__Material provided__:
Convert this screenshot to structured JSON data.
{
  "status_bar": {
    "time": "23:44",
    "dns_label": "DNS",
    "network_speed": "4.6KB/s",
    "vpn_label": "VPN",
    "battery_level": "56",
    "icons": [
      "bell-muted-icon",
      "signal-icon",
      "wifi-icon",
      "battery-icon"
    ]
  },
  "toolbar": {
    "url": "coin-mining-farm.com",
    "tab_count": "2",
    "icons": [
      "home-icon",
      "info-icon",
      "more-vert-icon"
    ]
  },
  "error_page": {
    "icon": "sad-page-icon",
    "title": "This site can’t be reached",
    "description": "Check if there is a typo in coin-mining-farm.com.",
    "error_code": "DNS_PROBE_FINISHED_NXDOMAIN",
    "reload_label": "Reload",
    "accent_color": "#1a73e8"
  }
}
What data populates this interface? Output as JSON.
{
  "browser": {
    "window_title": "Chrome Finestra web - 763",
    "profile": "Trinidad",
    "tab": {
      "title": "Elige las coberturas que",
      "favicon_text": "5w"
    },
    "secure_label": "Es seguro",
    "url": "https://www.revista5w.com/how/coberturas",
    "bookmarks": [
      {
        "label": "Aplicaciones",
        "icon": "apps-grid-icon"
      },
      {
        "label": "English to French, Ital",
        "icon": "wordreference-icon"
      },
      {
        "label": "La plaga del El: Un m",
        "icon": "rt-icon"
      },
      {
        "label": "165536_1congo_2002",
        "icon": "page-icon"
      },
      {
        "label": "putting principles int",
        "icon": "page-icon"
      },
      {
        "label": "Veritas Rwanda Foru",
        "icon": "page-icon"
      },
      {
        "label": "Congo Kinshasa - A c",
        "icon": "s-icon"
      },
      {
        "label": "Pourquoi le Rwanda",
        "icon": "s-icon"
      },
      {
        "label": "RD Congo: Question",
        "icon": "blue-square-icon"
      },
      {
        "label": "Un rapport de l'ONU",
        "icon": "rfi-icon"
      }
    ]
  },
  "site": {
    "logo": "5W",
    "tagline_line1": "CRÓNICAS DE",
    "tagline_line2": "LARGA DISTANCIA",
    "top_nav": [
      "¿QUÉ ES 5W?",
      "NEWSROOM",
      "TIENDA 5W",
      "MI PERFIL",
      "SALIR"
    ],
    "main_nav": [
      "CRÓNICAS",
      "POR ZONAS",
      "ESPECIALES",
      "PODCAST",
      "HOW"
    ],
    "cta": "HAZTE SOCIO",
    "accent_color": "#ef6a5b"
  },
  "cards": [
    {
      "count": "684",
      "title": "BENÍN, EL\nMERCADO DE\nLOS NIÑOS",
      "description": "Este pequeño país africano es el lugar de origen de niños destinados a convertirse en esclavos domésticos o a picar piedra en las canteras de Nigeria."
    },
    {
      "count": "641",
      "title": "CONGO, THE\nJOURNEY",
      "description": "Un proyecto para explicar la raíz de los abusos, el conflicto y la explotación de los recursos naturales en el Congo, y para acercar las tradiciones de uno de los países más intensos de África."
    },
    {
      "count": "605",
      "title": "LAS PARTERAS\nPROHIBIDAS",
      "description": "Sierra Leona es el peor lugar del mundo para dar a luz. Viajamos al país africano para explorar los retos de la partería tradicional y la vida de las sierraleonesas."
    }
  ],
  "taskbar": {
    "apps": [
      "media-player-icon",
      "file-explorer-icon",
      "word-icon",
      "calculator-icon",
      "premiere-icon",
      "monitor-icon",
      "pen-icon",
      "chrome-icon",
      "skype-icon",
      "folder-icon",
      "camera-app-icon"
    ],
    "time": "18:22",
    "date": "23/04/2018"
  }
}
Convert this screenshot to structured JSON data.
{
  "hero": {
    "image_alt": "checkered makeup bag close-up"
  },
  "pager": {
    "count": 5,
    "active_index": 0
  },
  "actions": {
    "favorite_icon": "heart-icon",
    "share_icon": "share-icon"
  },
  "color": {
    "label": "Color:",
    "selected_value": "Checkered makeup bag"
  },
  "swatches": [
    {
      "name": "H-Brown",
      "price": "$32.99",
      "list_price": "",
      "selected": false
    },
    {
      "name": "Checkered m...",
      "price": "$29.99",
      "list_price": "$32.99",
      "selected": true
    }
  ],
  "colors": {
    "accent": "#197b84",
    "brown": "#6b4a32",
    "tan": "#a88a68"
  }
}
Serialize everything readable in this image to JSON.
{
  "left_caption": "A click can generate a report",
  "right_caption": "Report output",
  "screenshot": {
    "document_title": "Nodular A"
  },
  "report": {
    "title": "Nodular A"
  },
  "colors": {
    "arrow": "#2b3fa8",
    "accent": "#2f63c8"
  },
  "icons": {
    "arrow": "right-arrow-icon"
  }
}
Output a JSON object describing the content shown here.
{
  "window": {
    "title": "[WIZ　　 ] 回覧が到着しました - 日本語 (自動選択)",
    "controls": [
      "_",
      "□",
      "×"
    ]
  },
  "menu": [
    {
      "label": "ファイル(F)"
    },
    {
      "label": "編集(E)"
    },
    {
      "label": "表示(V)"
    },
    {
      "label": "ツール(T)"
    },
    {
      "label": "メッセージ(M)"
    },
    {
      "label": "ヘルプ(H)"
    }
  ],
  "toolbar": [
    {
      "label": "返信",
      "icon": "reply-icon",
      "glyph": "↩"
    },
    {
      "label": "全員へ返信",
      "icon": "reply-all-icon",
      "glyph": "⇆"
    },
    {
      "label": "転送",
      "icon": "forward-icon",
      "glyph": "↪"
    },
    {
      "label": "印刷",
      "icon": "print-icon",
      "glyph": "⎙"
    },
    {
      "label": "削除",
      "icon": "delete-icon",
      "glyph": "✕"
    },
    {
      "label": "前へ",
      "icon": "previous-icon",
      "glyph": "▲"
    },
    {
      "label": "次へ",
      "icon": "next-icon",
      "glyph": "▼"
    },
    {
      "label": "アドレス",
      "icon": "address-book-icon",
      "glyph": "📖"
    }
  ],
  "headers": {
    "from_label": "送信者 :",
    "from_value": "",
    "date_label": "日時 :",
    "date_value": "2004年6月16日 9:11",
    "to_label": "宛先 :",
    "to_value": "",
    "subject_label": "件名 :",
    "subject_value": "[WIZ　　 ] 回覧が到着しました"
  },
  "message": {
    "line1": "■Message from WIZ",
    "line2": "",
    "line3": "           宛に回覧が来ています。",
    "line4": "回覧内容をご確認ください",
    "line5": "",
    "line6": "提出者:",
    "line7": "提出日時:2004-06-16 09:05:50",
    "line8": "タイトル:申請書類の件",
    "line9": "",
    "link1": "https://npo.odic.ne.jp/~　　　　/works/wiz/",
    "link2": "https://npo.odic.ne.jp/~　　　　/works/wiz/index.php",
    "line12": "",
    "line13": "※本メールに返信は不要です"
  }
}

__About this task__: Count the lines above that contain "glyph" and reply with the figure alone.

__Expected answer__: 8